Handle canner lid gaskets carefully and clean them according to the manufacturer’s directions. Nicked or dried gaskets will allow stem leaks during pressurization of canners. Keep gaskets clean between uses. Gaskets on older model canners may require a light coat of vegetable oil once per year. Gaskets on newer model canners are pre-lubricated and do not benefit from oiling. Check you canner’s instructions if there is doubt that the particular gasket you use has been pre-lubricated.

Lid safety fuses are thin metal inserts or rubber plugs designed to relieve excessive pressure from the canner. Do not pick at or scratch fuses while cleaning. Use only canners that have the Underwriter’s Laboratory (UL) approval to ensure their safety.

Replacement gauges and other parts are often found at stores that sell food preservation equipment or from canner manufacturers. When ordering parts, be sure to provide your canner model number and describe the parts that you need.

Remember, pressure does not destroy microorganisms, but high temperatures applied for an adequate period of time do kill microorganisms. The success of destroying all microorganisms capable of growing in low-acid, canned food is based on the temperature obtained in pure steam, free of air, at sea level. At sea level, a canner operated at a gauge of 10.5 pounds provides an internal temperature of 240o.

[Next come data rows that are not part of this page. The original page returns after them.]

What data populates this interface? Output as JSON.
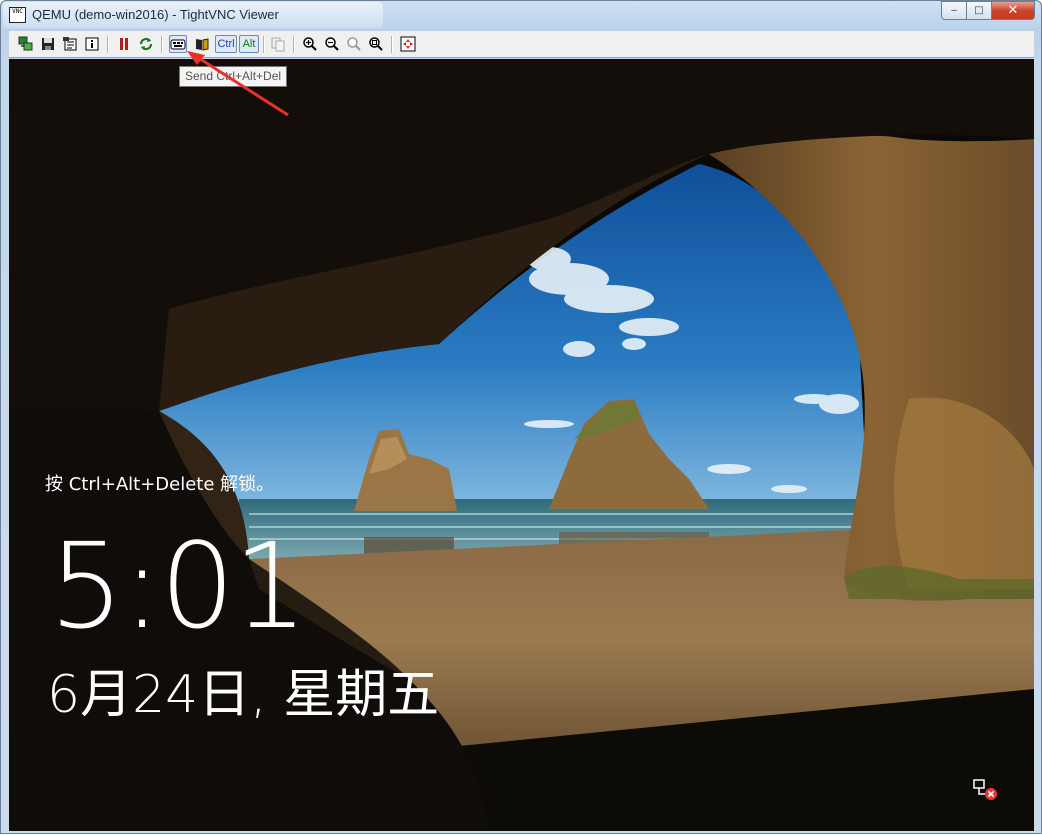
{
  "window": {
    "title": "QEMU (demo-win2016) - TightVNC Viewer",
    "app_icon_text": "VNC",
    "minimize_glyph": "‒",
    "maximize_glyph": "□",
    "close_glyph": "✕"
  },
  "toolbar": {
    "buttons": [
      {
        "name": "new-connection-icon"
      },
      {
        "name": "save-icon"
      },
      {
        "name": "options-icon"
      },
      {
        "name": "connection-info-icon"
      },
      {
        "name": "pause-icon"
      },
      {
        "name": "refresh-icon"
      },
      {
        "name": "send-ctrl-alt-del-icon"
      },
      {
        "name": "send-ctrl-esc-icon"
      },
      {
        "name": "ctrl-toggle",
        "label": "Ctrl"
      },
      {
        "name": "alt-toggle",
        "label": "Alt"
      },
      {
        "name": "transfer-files-icon"
      },
      {
        "name": "zoom-in-icon"
      },
      {
        "name": "zoom-out-icon"
      },
      {
        "name": "zoom-100-icon"
      },
      {
        "name": "zoom-fit-icon"
      },
      {
        "name": "fullscreen-icon"
      }
    ],
    "tooltip": "Send Ctrl+Alt+Del"
  },
  "remote_screen": {
    "lock_hint": "按 Ctrl+Alt+Delete 解锁。",
    "time": "5:01",
    "date": "6月24日, 星期五",
    "network_status_icon": "network-disconnected-icon"
  },
  "colors": {
    "annotation_arrow": "#e8312b",
    "titlebar": "#b9d1ea",
    "close_button": "#c7391f"
  }
}
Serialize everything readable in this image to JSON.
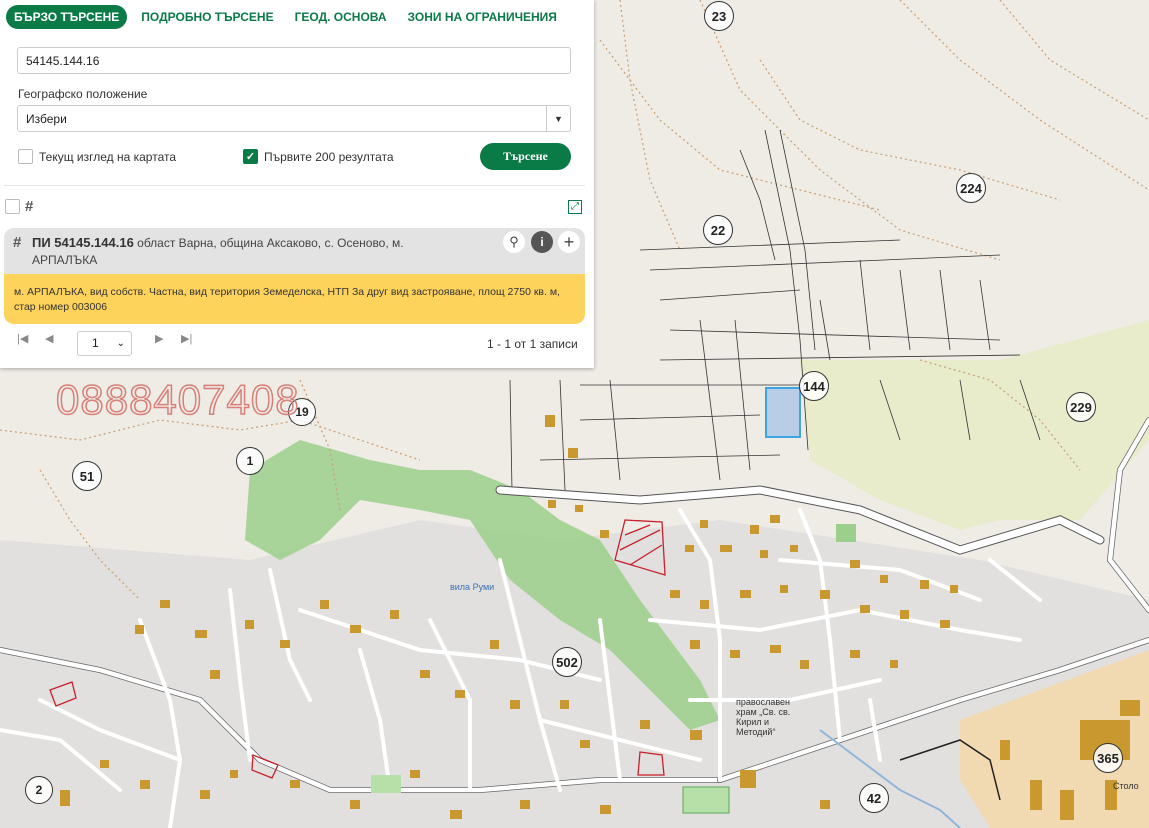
{
  "tabs": [
    {
      "label": "БЪРЗО ТЪРСЕНЕ"
    },
    {
      "label": "ПОДРОБНО ТЪРСЕНЕ"
    },
    {
      "label": "ГЕОД. ОСНОВА"
    },
    {
      "label": "ЗОНИ НА ОГРАНИЧЕНИЯ"
    }
  ],
  "search": {
    "query_value": "54145.144.16",
    "geo_label": "Географско положение",
    "geo_selected": "Избери",
    "current_view_label": "Текущ изглед на картата",
    "current_view_checked": false,
    "first200_label": "Първите 200 резултата",
    "first200_checked": true,
    "button_label": "Търсене"
  },
  "result": {
    "id_label": "ПИ 54145.144.16",
    "location": "област Варна, община Аксаково, с. Осеново, м. АРПАЛЪКА",
    "details": "м. АРПАЛЪКА, вид собств. Частна, вид територия Земеделска, НТП За друг вид застрояване, площ 2750 кв. м, стар номер 003006"
  },
  "pagination": {
    "page": "1",
    "summary": "1 - 1 от 1 записи"
  },
  "map": {
    "watermark": "0888407408",
    "region_labels": [
      "23",
      "224",
      "22",
      "144",
      "229",
      "19",
      "1",
      "51",
      "502",
      "2",
      "42",
      "365"
    ],
    "place_texts": [
      "вила Руми",
      "православен храм „Св. св. Кирил и Методий“",
      "Столо"
    ],
    "colors": {
      "highlight_parcel": "#b9cde6",
      "forest": "#9bcf8b",
      "agri": "#e8eccb",
      "buildings": "#c9982e",
      "accent_green": "#0a7a47"
    }
  }
}
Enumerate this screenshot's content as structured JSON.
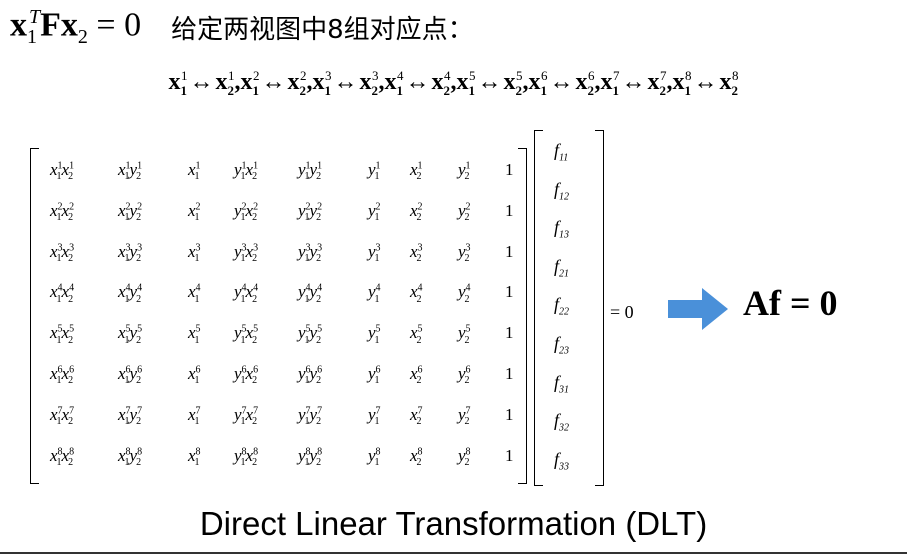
{
  "header": {
    "equation": {
      "x": "x",
      "sub1": "1",
      "sup_t": "T",
      "F": "F",
      "x2": "x",
      "sub2": "2",
      "eq": "= 0"
    },
    "description": "给定两视图中8组对应点："
  },
  "correspondences": [
    {
      "index": "1"
    },
    {
      "index": "2"
    },
    {
      "index": "3"
    },
    {
      "index": "4"
    },
    {
      "index": "5"
    },
    {
      "index": "6"
    },
    {
      "index": "7"
    },
    {
      "index": "8"
    }
  ],
  "correspondence_symbols": {
    "arrow": "↔",
    "sep": ",",
    "x": "x",
    "view1": "1",
    "view2": "2"
  },
  "matrix_a": {
    "rows": [
      "1",
      "2",
      "3",
      "4",
      "5",
      "6",
      "7",
      "8"
    ],
    "one": "1"
  },
  "vector_f": [
    "11",
    "12",
    "13",
    "21",
    "22",
    "23",
    "31",
    "32",
    "33"
  ],
  "f_symbol": "f",
  "equals_zero": "= 0",
  "result_equation": "Af = 0",
  "caption": "Direct Linear Transformation (DLT)",
  "colors": {
    "arrow": "#4a90d9",
    "text": "#000000",
    "rule": "#333333"
  },
  "icons": {
    "arrow": "right-arrow-icon"
  }
}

For more information, contact your County Extension Family and Consumer Sciences Agent.

 

PG

Author: Shelley Swenson – sswenson@ufl.edu

Shelley is the FCS/EFNEP Agent in Wakulla County. She joined the UF/IFAS Wakulla County staff in 2008 after re-locating in Florida. She previously worked for the Kansas State University’s Extension Service for 13 years in a county position. She also spent 15 years in various administrative roles in the Kansas community college system. She owned and operated an interior business for five years.

Living Well in the Panhandle

Permanent link to this article: http://jefferson.ifas.ufl.edu/newsletters/2015/03/29/getting-prepared-for-the-canning-season/